You're right, any1, that the numbers could be different in developing countries. I believe this is Carlos Ghosn's plan, too. He wants to sell a lot of Nissan Leafs in Asia. The wild card in all this is still the battery, however. Consumers in China and India could have problems with $20,000 battery packs.
I'm assuming Musk is talking about all cars manufactured in the world. In fifteen years the vast majority of the world market is likely be China, India (and the rest of Asia), and places like Brasil. The number of cars used in the US will be a small minority of the total. So you have to think about what kind of car people in these places will be driving in 15 years. I think that people living in large cities in the developing world are not going to have the same wants and needs as Americans. So I'm guessing those cars will be much smaller, and cheaper than what Tesla is making for US consumption today. I'm talking very basic transportation. That could be half of all cars manufactured. If we were to include electric bicycles and scooters in the mix I would say we could achieve half of all "vehicles" as being electric in 15 years easily.
@Absalom: China has much more regulation than the United States, since it is a socialist country. (It's true that regulations are not always enforced as consistently, but this only adds to the uncertainty). If companies are outsourcing in order to escape regulation, why on earth would they go to China?
Also, why does Germany, which has higher taxes and more regulation than the United States, have a much higher percentage of manufacturing employment?
Also, how come U.S. manufacturing was so healthy in the 1950s and 1960s, when tax rates were higher, and "government" was not considered to be a bad word?
There are certainly many factors which led to the decline of U.S. manufacturing (which, by the way, started around 1980 -- exactly when an anti-tax, anti-regulation administration came into office), but the idea that taxes or regulation were the main driver is just dogma and is not supported by facts.
The fact is that global competition drove business interests to lobby for policies that benefitted them, so government is a problem to the point that it created policies that "lost" jobs due to businesses off-shoring and created tax loopholes that forced the US tax payer to subsidize offshoring. There is no valid reason for any society to subsidize profit at their expense.
Outsourcing is the effect not the cause.
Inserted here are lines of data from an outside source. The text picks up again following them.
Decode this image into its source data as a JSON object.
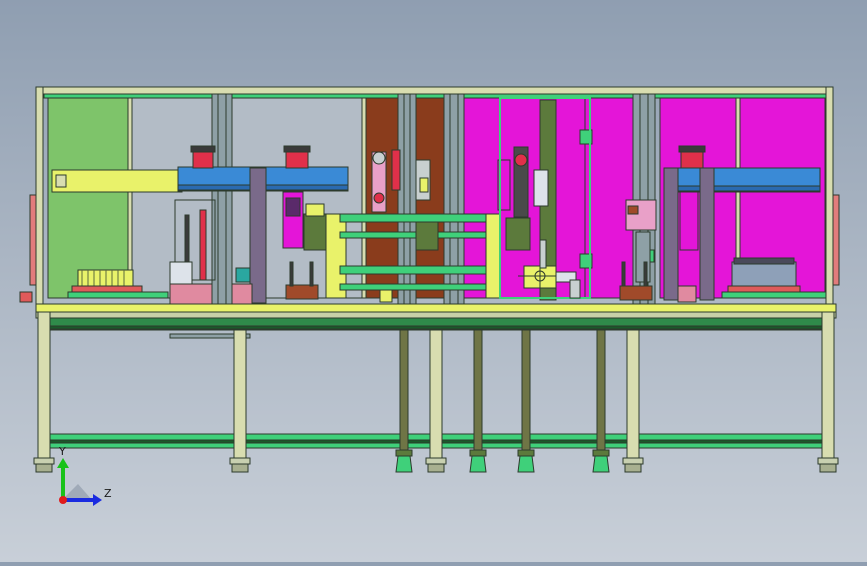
{
  "viewport": {
    "triad": {
      "axis_y_label": "Y",
      "axis_z_label": "Z",
      "axis_y_color": "#19c219",
      "axis_z_color": "#1a2be0",
      "axis_x_color": "#e01b1b"
    }
  },
  "colors": {
    "background_top": "#8f9eb1",
    "background_bottom": "#c8cfd8",
    "frame_profile": "#d8ddb0",
    "frame_edge": "#2c3a2c",
    "panel_green": "#7ec46a",
    "panel_brown": "#8a3c1c",
    "panel_magenta": "#e415d8",
    "rail_green": "#3fd07a",
    "beam_yellow": "#e9f26a",
    "gantry_blue": "#3a8ad6",
    "cylinder_red": "#e0304a",
    "motor_olive": "#5c7a3c",
    "column_grey": "#8ea0a6",
    "leg_olive": "#6f7546"
  }
}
Government creates the taxes, licensing and regulation here that make it too complex and expensive to compete. Anything that can be outsourced should be outsourced.
Mazda built another Wankel rotary engine powered vehicle around 2004, the RX-8. I own one. 18mpg is about the best mileage, maybe 20 on the highway. But it is smooth and responsive, throttle lag is non-existent. Yes, torque is low at low rpm but it redlines at 8500 rpm and the max torque is at 8000; keep the rpms up and it is a monster: 235 hp out of a 1.3 l engine. It's mounted low in the car and close to the transmission, you can't see the engine under the hood. 50/50 weight distribution front to back gives spectacular handling. Oil consumption is true but not a problem. And yes this engine has contemporary electronic engine controls. They fine tuned the performance by reflashing the PROM. Couple years ago an RX-8 won the 24 hours of Daytona. That one had a three rotor engine and a turbo, around 450 hp. The car is a delight to drive but it was a commercial failure. Mazda stopped selling them last year. Oh well!
Yup, that was the engine. I had a friend that rebuilt his so I saw some of the inner workings. Like ChasChas said, it was really quirky, and the smog devices made it worse because the engine passed a great deal of unburned fuel. There were two sets of spark plugs and a host of devices to tame the beast. Maybe with electronic management it would be better today, but so's everything else.
If we're on the same engine, it was a Wankel design. It had poor mechanical rotary advantage (relatively low torque) and the combustion chambers could not acommondate clean/efficient burn characteristics (flame shapes). Plus there was the end seals and oil usage problems.
We need to design around what already works well and concentrate on what doesn't work well. Changing everthing (like the Wankel) creates a whole new host of problems.
If I remember right, Mazda created an engine in the 80s where the pistons were part of a circular motion so there was no reciprical motion, only forward motion. Was there something about that system that didn't work?
For industrial control applications, or even a simple assembly line, that machine can go almost 24/7 without a break. But what happens when the task is a little more complex? That’s where the “smart” machine would come in. The smart machine is one that has some simple (or complex in some cases) processing capability to be able to adapt to changing conditions. Such machines are suited for a host of applications, including automotive, aerospace, defense, medical, computers and electronics, telecommunications, consumer goods, and so on. This discussion will examine what’s possible with smart machines, and what tradeoffs need to be made to implement such a solution.